Russia has expelled civilians from Kherson in recent days pending a Ukrainian attack to retake the city, the only regional capital Moscow has taken since the invasion in February.
Kherson, with a pre-war population of nearly 300,000, has been left cold and dark after power and water in the area were cut for the past 48 hours, both sides said.
Russian-installed officials blamed Ukrainian “sabotage” and said they were working to restore electricity. Ukrainian officials said the Russians had dismantled 1.5 km of power lines and electricity was unlikely to return until Ukrainian forces recapture the area.
Kiev has described the evacuation of the area as a forced deportation, a war crime. Moscow says it is sending residents away for safety.
The city is located in the only pocket of Russian-occupied territory on the western bank of the Dnipro River that bisects Ukraine. Retaking it has been the main focus of Ukraine’s counter-offensive in the south, which has been gaining momentum since early October.
The situation in Kherson could not be independently confirmed. Ukrainian troops on the nearby frontline have told Reuters in recent days that they expect a bitter fight against Russian forces, who cannot hold the city but are determined to collect a blood prize before being forced out of the country.
“As Kherson residents are forcibly deported from their homes, talking about ‘evacuation,’ RU military and FSB officers are doing what they love most: robbing their homes,” Ukrainian presidential adviser Mykhailo Podolyak tweeted Monday. of those they came to ‘protect’ – the best illustration of the ‘Russian world’.”

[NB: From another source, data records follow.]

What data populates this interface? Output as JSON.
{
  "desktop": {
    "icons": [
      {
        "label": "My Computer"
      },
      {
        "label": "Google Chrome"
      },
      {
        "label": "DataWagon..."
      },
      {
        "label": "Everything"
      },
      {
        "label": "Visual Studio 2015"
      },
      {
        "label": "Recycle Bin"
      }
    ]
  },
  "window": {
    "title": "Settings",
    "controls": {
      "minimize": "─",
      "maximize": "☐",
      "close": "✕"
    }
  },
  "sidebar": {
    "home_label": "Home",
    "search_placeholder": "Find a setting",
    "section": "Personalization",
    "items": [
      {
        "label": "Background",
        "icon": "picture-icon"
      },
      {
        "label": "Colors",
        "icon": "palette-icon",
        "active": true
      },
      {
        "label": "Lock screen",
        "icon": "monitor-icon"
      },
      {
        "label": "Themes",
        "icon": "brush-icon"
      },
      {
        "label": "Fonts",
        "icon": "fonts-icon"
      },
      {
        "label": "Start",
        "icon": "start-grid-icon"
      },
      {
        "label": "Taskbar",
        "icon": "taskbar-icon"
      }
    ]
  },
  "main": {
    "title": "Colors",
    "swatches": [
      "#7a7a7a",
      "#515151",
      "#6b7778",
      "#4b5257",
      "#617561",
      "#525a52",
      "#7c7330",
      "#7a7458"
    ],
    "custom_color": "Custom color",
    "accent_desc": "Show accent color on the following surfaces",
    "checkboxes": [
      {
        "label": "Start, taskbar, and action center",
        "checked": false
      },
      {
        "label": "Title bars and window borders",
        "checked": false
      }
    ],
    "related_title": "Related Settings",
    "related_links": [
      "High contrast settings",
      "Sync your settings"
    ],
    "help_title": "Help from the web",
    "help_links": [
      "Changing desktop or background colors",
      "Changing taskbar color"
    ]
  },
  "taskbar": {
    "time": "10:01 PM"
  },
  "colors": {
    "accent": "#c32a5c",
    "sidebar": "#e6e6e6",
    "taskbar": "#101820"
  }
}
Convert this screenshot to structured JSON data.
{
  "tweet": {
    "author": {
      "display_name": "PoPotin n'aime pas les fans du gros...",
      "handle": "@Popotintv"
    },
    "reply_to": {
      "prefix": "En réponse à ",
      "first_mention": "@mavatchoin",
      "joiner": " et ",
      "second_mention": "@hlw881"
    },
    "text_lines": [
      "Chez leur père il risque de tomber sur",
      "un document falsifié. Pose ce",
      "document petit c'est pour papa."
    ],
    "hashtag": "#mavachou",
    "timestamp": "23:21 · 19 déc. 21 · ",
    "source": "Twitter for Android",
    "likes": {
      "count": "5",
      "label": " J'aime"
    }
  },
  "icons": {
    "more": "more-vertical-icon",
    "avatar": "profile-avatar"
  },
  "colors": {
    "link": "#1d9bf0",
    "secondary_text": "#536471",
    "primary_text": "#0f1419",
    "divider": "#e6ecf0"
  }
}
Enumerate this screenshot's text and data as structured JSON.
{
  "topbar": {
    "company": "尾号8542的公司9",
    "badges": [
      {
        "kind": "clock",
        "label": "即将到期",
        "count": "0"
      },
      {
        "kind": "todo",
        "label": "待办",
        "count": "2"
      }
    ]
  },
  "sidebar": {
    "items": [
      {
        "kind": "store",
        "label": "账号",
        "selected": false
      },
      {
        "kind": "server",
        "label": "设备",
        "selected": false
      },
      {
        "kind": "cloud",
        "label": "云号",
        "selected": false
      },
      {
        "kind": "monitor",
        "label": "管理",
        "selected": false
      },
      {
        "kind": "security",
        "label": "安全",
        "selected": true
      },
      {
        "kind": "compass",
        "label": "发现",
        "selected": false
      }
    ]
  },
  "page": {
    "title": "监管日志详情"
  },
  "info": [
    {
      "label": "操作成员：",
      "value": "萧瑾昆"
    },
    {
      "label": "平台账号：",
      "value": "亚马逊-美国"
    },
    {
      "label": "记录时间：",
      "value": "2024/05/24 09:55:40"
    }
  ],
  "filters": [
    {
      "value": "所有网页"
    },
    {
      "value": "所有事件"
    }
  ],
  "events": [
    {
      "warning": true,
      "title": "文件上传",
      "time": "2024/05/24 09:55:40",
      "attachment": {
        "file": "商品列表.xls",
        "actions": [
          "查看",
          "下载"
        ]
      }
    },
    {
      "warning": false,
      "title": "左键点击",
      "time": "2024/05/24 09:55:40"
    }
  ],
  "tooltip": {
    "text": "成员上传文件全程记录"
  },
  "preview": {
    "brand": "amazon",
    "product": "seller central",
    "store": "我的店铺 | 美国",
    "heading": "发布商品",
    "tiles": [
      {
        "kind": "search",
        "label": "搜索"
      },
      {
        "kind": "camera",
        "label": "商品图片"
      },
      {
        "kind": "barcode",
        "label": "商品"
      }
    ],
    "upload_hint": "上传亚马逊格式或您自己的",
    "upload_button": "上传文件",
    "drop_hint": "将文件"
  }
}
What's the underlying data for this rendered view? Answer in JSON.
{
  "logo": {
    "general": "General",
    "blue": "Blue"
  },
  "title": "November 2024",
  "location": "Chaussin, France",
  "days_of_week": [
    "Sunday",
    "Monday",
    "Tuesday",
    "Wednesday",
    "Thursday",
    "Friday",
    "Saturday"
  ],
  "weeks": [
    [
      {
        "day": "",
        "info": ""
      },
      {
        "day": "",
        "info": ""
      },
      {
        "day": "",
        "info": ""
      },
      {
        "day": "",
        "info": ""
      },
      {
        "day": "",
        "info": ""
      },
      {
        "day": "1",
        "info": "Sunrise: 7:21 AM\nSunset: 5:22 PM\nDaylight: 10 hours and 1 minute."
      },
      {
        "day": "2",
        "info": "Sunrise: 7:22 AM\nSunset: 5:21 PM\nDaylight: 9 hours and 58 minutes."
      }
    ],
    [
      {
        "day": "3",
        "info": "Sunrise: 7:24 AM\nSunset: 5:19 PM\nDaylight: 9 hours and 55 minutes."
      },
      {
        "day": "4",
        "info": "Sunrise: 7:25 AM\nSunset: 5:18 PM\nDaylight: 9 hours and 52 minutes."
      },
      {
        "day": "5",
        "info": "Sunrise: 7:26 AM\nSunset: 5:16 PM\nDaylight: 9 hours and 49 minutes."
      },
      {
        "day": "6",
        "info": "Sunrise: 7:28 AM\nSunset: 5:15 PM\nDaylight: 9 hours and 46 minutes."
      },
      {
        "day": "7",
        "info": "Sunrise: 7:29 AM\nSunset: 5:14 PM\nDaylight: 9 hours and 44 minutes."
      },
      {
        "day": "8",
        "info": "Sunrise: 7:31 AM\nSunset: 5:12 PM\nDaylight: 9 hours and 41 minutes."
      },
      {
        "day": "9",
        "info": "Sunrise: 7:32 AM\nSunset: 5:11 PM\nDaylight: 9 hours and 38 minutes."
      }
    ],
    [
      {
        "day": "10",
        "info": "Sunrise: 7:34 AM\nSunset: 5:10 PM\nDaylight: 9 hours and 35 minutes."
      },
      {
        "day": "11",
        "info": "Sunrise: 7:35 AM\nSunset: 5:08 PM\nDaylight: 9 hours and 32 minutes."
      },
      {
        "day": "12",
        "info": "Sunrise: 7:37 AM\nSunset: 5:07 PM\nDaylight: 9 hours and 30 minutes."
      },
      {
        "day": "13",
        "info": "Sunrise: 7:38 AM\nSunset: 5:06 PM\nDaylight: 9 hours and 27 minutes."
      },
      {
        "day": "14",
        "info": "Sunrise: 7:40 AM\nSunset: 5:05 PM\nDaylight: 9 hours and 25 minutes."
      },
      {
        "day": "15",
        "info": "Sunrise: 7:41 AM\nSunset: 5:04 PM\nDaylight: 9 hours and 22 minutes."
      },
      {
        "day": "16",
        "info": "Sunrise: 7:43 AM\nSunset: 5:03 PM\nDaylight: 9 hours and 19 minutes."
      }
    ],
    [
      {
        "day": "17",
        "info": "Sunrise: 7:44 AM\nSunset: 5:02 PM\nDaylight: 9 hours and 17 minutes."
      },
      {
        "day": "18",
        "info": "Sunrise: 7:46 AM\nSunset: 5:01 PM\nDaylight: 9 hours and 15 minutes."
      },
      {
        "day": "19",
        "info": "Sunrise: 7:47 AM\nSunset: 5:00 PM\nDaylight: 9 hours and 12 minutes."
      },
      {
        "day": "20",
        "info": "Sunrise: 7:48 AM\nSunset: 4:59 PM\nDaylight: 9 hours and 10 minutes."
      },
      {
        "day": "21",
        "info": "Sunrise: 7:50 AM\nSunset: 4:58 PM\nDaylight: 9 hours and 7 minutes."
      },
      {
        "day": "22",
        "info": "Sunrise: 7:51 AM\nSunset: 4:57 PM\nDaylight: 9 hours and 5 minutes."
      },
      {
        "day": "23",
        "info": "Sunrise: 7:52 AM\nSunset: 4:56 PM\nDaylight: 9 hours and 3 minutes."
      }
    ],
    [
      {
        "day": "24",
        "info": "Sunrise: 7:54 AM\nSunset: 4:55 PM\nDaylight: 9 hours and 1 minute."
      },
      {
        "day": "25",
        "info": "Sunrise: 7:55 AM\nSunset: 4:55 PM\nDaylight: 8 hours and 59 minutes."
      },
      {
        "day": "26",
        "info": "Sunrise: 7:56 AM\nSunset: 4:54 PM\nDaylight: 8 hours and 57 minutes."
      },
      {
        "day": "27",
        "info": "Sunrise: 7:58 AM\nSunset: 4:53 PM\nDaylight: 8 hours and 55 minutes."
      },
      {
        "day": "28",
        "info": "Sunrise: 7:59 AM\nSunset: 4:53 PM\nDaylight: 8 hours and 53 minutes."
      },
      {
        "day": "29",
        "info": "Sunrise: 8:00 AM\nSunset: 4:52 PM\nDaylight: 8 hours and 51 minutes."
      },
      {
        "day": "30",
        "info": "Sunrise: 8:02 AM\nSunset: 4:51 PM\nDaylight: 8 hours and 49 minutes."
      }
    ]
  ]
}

The Ukrainian army said in a nightly update that Russian troops, “disguised in civilian clothes, are occupying civilian buildings and fortifying positions inside to conduct street battles”. It also said Russian journalists were preparing videos accusing Ukraine of injuring civilians.
Reuters asked Russian authorities for comment on the Ukrainian allegations.
Moscow has sent thousands of troops to reinforce the area in recent months, but has hinted in recent days that it could withdraw. The deputy head of the Russian-installed government, Kirill Stremousov, said last week that Russia would likely withdraw across the river, although there was silence from its higher echelons in Moscow.
Quiet for Monday
Elsewhere in Ukraine, Monday morning passed without a major salvo of Russian missiles, a rare relatively calm start to the working week that had become synonymous with renewed Russian airstrikes across Ukraine over the past month.
Russia has rained down missiles on Ukrainian civilian infrastructure targets, recognizing its aim to destroy Ukraine’s energy system, with intense strikes often taking place during the Monday morning rush hour since October 10.
President Volodymyr Zelenskiy had warned Ukrainians overnight to be prepared for more strikes.
Ukraine’s grid operator told consumers on Monday to brace for more power cuts in Kiev and other regions as it tries to ease pressure on energy infrastructure damaged by Russian missiles and drone strikes.
Continuous blackouts are becoming routine in the capital of 3 million people after the spate of Russian attacks on power plants that damaged 40% of its energy infrastructure in the past month.
“The country’s electricity grid is still unable to function fully after the Russian terrorist attacks. In some regions we have to implement blackouts to avoid overloading the high-voltage infrastructure,” said the Ukrenergo grid operator.
Scheduled closures from 06:00 local time until the end of the day would affect Kiev and the Chernihiv, Cherkasy, Zhytomyr, Sumy, Kharkov and Poltava regions.
Zelenskyy said in his nightly video speech that more than 4.5 million consumers were without power.
Both the White House and the Kremlin declined to comment on a report in the Wall Street Journal that US national security adviser Jake Sullivan had held talks with aides to Russian President Vladimir. Putinwith the aim of reducing the risk of the war in Ukraine turning into or escalating into a nuclear conflict.
The Wall Street Journal report followed a report in the Washington Post that US officials had personally encouraged Kiev to be willing to negotiate with Russia to maintain international support.
Zelenskiy has ruled that Ukraine cannot negotiate with Russia as long as Putin is president after Putin announced the annexation of Ukrainian territory in late September. Moscow blames Ukraine for the lack of peace talks, but also says it will not negotiate its claims over annexed Ukrainian lands.